**Action item**
Whenever a line in the data contains "JSON", show that line.

Excerpts from a dataset:
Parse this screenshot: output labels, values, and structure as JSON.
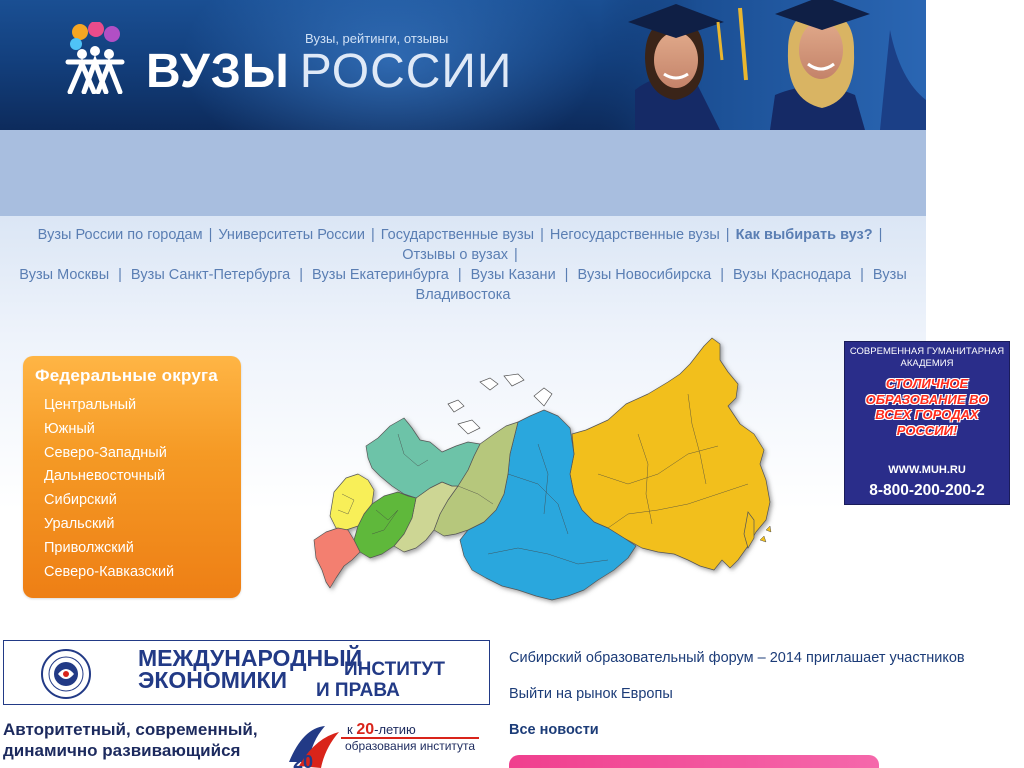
{
  "header": {
    "title_part1": "ВУЗЫ",
    "title_part2": "РОССИИ",
    "tagline": "Вузы, рейтинги, отзывы"
  },
  "nav": {
    "line1": [
      {
        "label": "Вузы России по городам",
        "bold": false
      },
      {
        "label": "Университеты России",
        "bold": false
      },
      {
        "label": "Государственные вузы",
        "bold": false
      },
      {
        "label": "Негосударственные вузы",
        "bold": false
      },
      {
        "label": "Как выбирать вуз?",
        "bold": true
      }
    ],
    "line2_label": "Отзывы о вузах",
    "line3": [
      "Вузы Москвы",
      "Вузы Санкт-Петербурга",
      "Вузы Екатеринбурга",
      "Вузы Казани",
      "Вузы Новосибирска",
      "Вузы Краснодара",
      "Вузы"
    ],
    "line4_label": "Владивостока",
    "separator": "|"
  },
  "districts": {
    "title": "Федеральные округа",
    "items": [
      "Центральный",
      "Южный",
      "Северо-Западный",
      "Дальневосточный",
      "Сибирский",
      "Уральский",
      "Приволжский",
      "Северо-Кавказский"
    ]
  },
  "map_regions": {
    "colors": {
      "far_east": "#f2bf1a",
      "siberia": "#29a7dd",
      "ural": "#b6c77c",
      "volga": "#cdd694",
      "central": "#5fb83a",
      "northwest": "#6dc3a8",
      "south": "#f8ef58",
      "north_caucasus": "#f37f6f"
    }
  },
  "ad_right": {
    "head": "СОВРЕМЕННАЯ ГУМАНИТАРНАЯ АКАДЕМИЯ",
    "slogan": "СТОЛИЧНОЕ ОБРАЗОВАНИЕ ВО ВСЕХ ГОРОДАХ РОССИИ!",
    "url": "WWW.MUH.RU",
    "phone": "8-800-200-200-2"
  },
  "ad_miep": {
    "line1": "МЕЖДУНАРОДНЫЙ",
    "line1b": "ИНСТИТУТ",
    "line2": "ЭКОНОМИКИ",
    "line2b": "И ПРАВА"
  },
  "promo": {
    "text": "Авторитетный, современный, динамично развивающийся",
    "anniv_prefix": "к",
    "anniv_number": "20",
    "anniv_suffix": "-летию",
    "anniv_line2": "образования института"
  },
  "news": {
    "items": [
      "Сибирский образовательный форум – 2014 приглашает участников",
      "Выйти на рынок Европы"
    ],
    "all_label": "Все новости"
  }
}
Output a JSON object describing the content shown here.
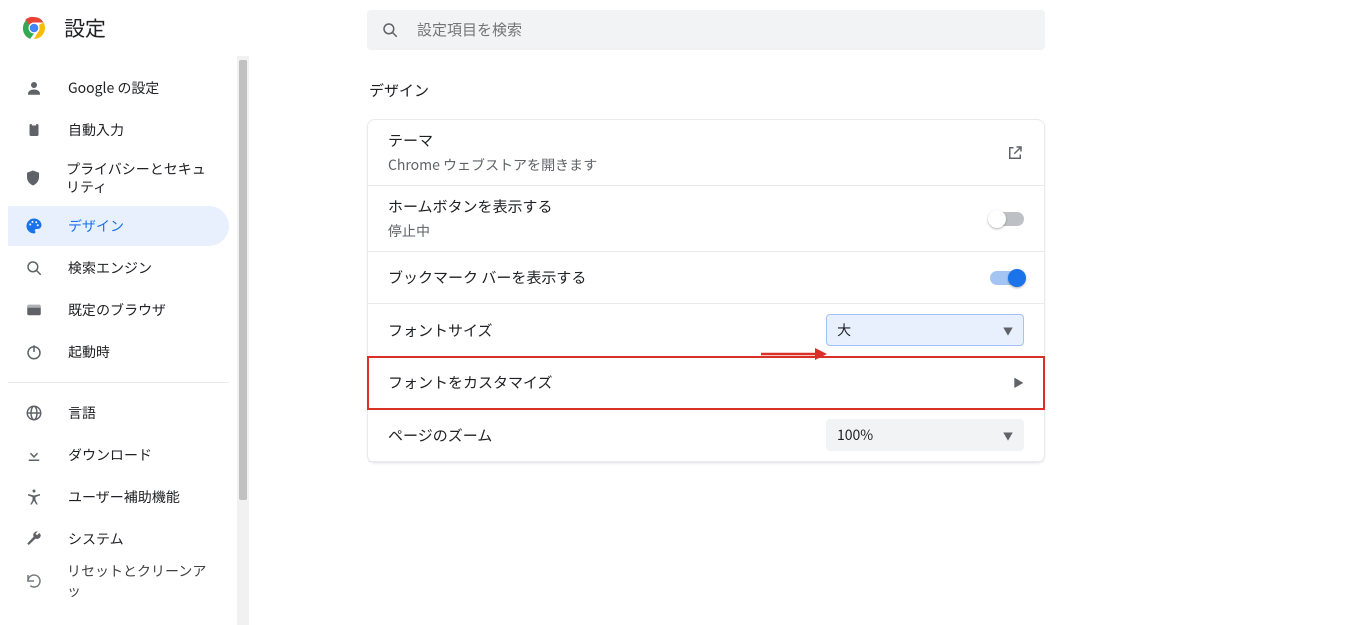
{
  "app": {
    "title": "設定"
  },
  "search": {
    "placeholder": "設定項目を検索"
  },
  "sidebar": {
    "items": [
      {
        "label": "Google の設定",
        "icon": "person"
      },
      {
        "label": "自動入力",
        "icon": "clipboard"
      },
      {
        "label": "プライバシーとセキュリティ",
        "icon": "shield"
      },
      {
        "label": "デザイン",
        "icon": "palette",
        "active": true
      },
      {
        "label": "検索エンジン",
        "icon": "search"
      },
      {
        "label": "既定のブラウザ",
        "icon": "browser"
      },
      {
        "label": "起動時",
        "icon": "power"
      }
    ],
    "items2": [
      {
        "label": "言語",
        "icon": "globe"
      },
      {
        "label": "ダウンロード",
        "icon": "download"
      },
      {
        "label": "ユーザー補助機能",
        "icon": "accessibility"
      },
      {
        "label": "システム",
        "icon": "wrench"
      },
      {
        "label": "リセットとクリーンアッ",
        "icon": "restore"
      }
    ]
  },
  "section": {
    "title": "デザイン",
    "theme": {
      "title": "テーマ",
      "sub": "Chrome ウェブストアを開きます"
    },
    "home_button": {
      "title": "ホームボタンを表示する",
      "sub": "停止中",
      "on": false
    },
    "bookmark_bar": {
      "title": "ブックマーク バーを表示する",
      "on": true
    },
    "font_size": {
      "title": "フォントサイズ",
      "value": "大"
    },
    "customize_fonts": {
      "title": "フォントをカスタマイズ"
    },
    "page_zoom": {
      "title": "ページのズーム",
      "value": "100%"
    }
  }
}
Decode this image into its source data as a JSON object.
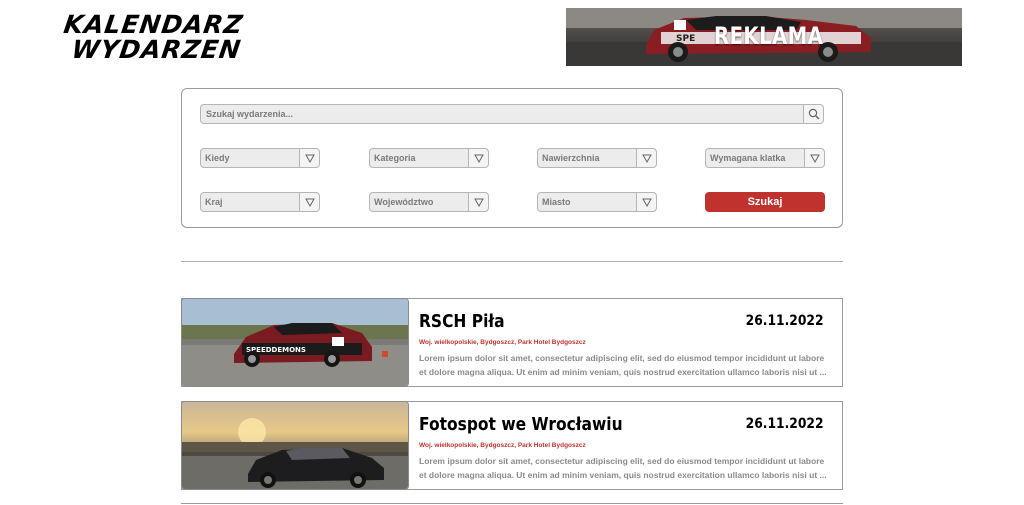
{
  "logo": {
    "line1": "KALENDARZ",
    "line2": "WYDARZEN"
  },
  "ad": {
    "label": "REKLAMA"
  },
  "search": {
    "placeholder": "Szukaj wydarzenia...",
    "filters_row1": [
      "Kiedy",
      "Kategoria",
      "Nawierzchnia",
      "Wymagana klatka"
    ],
    "filters_row2": [
      "Kraj",
      "Województwo",
      "Miasto"
    ],
    "submit_label": "Szukaj"
  },
  "events": [
    {
      "title": "RSCH Piła",
      "date": "26.11.2022",
      "location": "Woj. wielkopolskie, Bydgoszcz, Park Hotel Bydgoszcz",
      "description": "Lorem ipsum dolor sit amet, consectetur adipiscing elit, sed do eiusmod tempor incididunt ut labore et dolore magna aliqua. Ut enim ad minim veniam, quis nostrud exercitation ullamco laboris nisi ut ..."
    },
    {
      "title": "Fotospot we Wrocławiu",
      "date": "26.11.2022",
      "location": "Woj. wielkopolskie, Bydgoszcz, Park Hotel Bydgoszcz",
      "description": "Lorem ipsum dolor sit amet, consectetur adipiscing elit, sed do eiusmod tempor incididunt ut labore et dolore magna aliqua. Ut enim ad minim veniam, quis nostrud exercitation ullamco laboris nisi ut ..."
    }
  ],
  "colors": {
    "accent": "#c0322d",
    "border": "#9a9a9a",
    "field_bg": "#ececec"
  }
}
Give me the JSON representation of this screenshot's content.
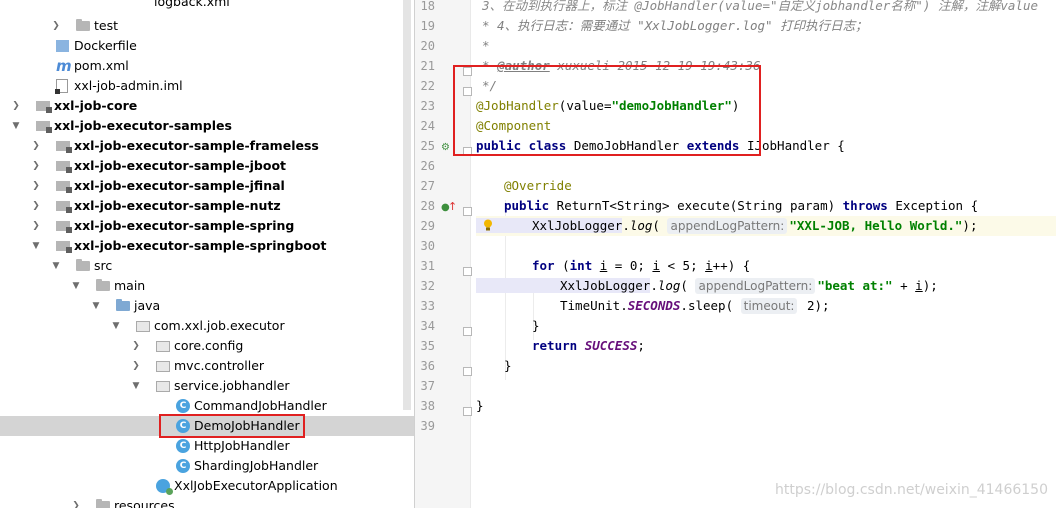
{
  "project_tree": {
    "items": [
      {
        "label": "logback.xml",
        "icon": "xml-file-icon",
        "expanded": null,
        "bold": false
      },
      {
        "label": "test",
        "icon": "folder-icon",
        "expanded": false,
        "bold": false
      },
      {
        "label": "Dockerfile",
        "icon": "docker-file-icon",
        "expanded": null,
        "bold": false
      },
      {
        "label": "pom.xml",
        "icon": "maven-icon",
        "expanded": null,
        "bold": false
      },
      {
        "label": "xxl-job-admin.iml",
        "icon": "iml-file-icon",
        "expanded": null,
        "bold": false
      },
      {
        "label": "xxl-job-core",
        "icon": "module-icon",
        "expanded": false,
        "bold": true
      },
      {
        "label": "xxl-job-executor-samples",
        "icon": "module-icon",
        "expanded": true,
        "bold": true
      },
      {
        "label": "xxl-job-executor-sample-frameless",
        "icon": "module-icon",
        "expanded": false,
        "bold": true
      },
      {
        "label": "xxl-job-executor-sample-jboot",
        "icon": "module-icon",
        "expanded": false,
        "bold": true
      },
      {
        "label": "xxl-job-executor-sample-jfinal",
        "icon": "module-icon",
        "expanded": false,
        "bold": true
      },
      {
        "label": "xxl-job-executor-sample-nutz",
        "icon": "module-icon",
        "expanded": false,
        "bold": true
      },
      {
        "label": "xxl-job-executor-sample-spring",
        "icon": "module-icon",
        "expanded": false,
        "bold": true
      },
      {
        "label": "xxl-job-executor-sample-springboot",
        "icon": "module-icon",
        "expanded": true,
        "bold": true
      },
      {
        "label": "src",
        "icon": "folder-icon",
        "expanded": true,
        "bold": false
      },
      {
        "label": "main",
        "icon": "folder-icon",
        "expanded": true,
        "bold": false
      },
      {
        "label": "java",
        "icon": "source-folder-icon",
        "expanded": true,
        "bold": false
      },
      {
        "label": "com.xxl.job.executor",
        "icon": "package-icon",
        "expanded": true,
        "bold": false
      },
      {
        "label": "core.config",
        "icon": "package-icon",
        "expanded": false,
        "bold": false
      },
      {
        "label": "mvc.controller",
        "icon": "package-icon",
        "expanded": false,
        "bold": false
      },
      {
        "label": "service.jobhandler",
        "icon": "package-icon",
        "expanded": true,
        "bold": false
      },
      {
        "label": "CommandJobHandler",
        "icon": "class-icon",
        "expanded": null,
        "bold": false
      },
      {
        "label": "DemoJobHandler",
        "icon": "class-icon",
        "expanded": null,
        "bold": false,
        "selected": true
      },
      {
        "label": "HttpJobHandler",
        "icon": "class-icon",
        "expanded": null,
        "bold": false
      },
      {
        "label": "ShardingJobHandler",
        "icon": "class-icon",
        "expanded": null,
        "bold": false
      },
      {
        "label": "XxlJobExecutorApplication",
        "icon": "spring-app-icon",
        "expanded": null,
        "bold": false
      },
      {
        "label": "resources",
        "icon": "folder-icon",
        "expanded": false,
        "bold": false
      }
    ]
  },
  "editor": {
    "line_numbers": [
      "18",
      "19",
      "20",
      "21",
      "22",
      "23",
      "24",
      "25",
      "26",
      "27",
      "28",
      "29",
      "30",
      "31",
      "32",
      "33",
      "34",
      "35",
      "36",
      "37",
      "38",
      "39"
    ],
    "line18_partial": "3、在动到执行器上，标注 @JobHandler(value=\"自定义jobhandler名称\") 注解，注解value",
    "line19": "* 4、执行日志：需要通过 \"XxlJobLogger.log\" 打印执行日志；",
    "line20": "*",
    "line21_tag": "@author",
    "line21_rest": " xuxueli 2015-12-19 19:43:36",
    "line22": "*/",
    "line23_ann": "@JobHandler",
    "line23_pre": "(value=",
    "line23_str": "\"demoJobHandler\"",
    "line23_post": ")",
    "line24_ann": "@Component",
    "line25_kw1": "public class",
    "line25_name": " DemoJobHandler ",
    "line25_kw2": "extends",
    "line25_parent": " IJobHandler {",
    "line27_ann": "@Override",
    "line28_kw": "public",
    "line28_mid": " ReturnT<String> execute(String param) ",
    "line28_kw2": "throws",
    "line28_post": " Exception {",
    "line29_cls": "XxlJobLogger",
    "line29_dot": ".",
    "line29_method": "log",
    "line29_open": "( ",
    "line29_hint": "appendLogPattern:",
    "line29_str": "\"XXL-JOB, Hello World.\"",
    "line29_close": ");",
    "line31_kw": "for",
    "line31_a": " (",
    "line31_int": "int",
    "line31_b": " ",
    "line31_i1": "i",
    "line31_c": " = 0; ",
    "line31_i2": "i",
    "line31_d": " < 5; ",
    "line31_i3": "i",
    "line31_e": "++) {",
    "line32_cls": "XxlJobLogger",
    "line32_dot": ".",
    "line32_method": "log",
    "line32_open": "( ",
    "line32_hint": "appendLogPattern:",
    "line32_str": "\"beat at:\"",
    "line32_plus": " + ",
    "line32_i": "i",
    "line32_close": ");",
    "line33_a": "TimeUnit.",
    "line33_static": "SECONDS",
    "line33_b": ".sleep( ",
    "line33_hint": "timeout:",
    "line33_c": " 2);",
    "line34": "}",
    "line35_kw": "return",
    "line35_static": "SUCCESS",
    "line35_end": ";",
    "line36": "}",
    "line38": "}"
  },
  "watermark": "https://blog.csdn.net/weixin_41466150",
  "colors": {
    "highlight_box": "#e02020",
    "selection": "#d4d4d4",
    "keyword": "#000080",
    "annotation": "#808000",
    "string": "#008000",
    "comment": "#808080"
  }
}
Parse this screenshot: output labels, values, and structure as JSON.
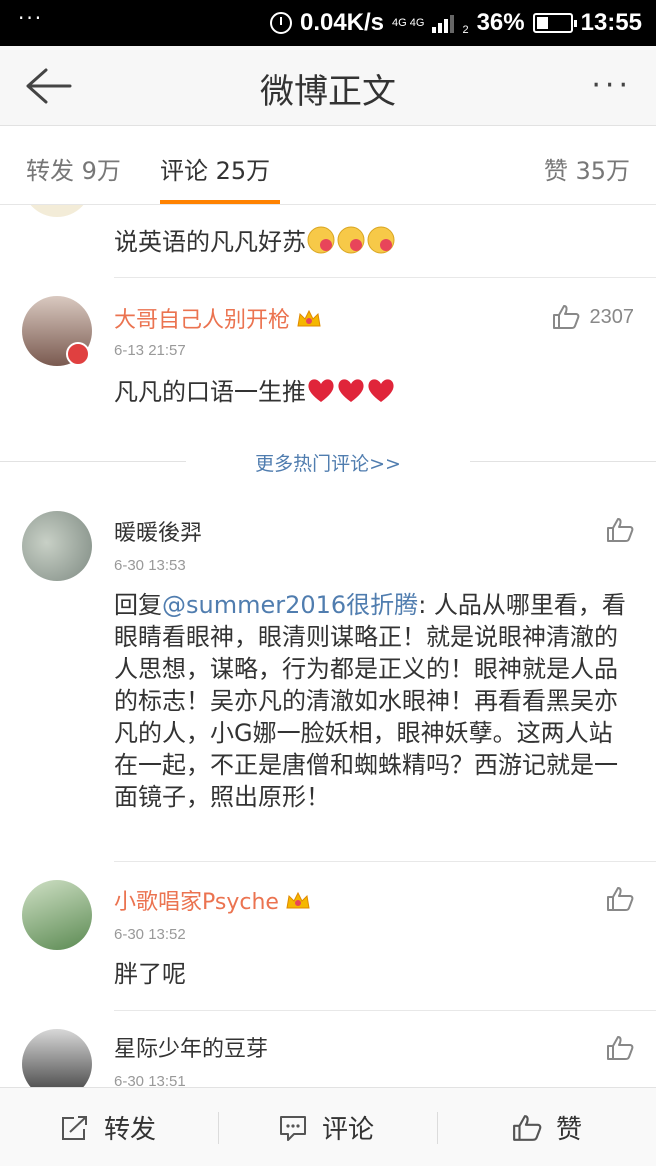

**Finished exercise**
Parse this screenshot: output labels, values, and structure as JSON.
Output a JSON object describing the content shown here.
Decode this image into its source data as a JSON object.
Give me the JSON representation of this screenshot's content.
Parse this screenshot: output labels, values, and structure as JSON.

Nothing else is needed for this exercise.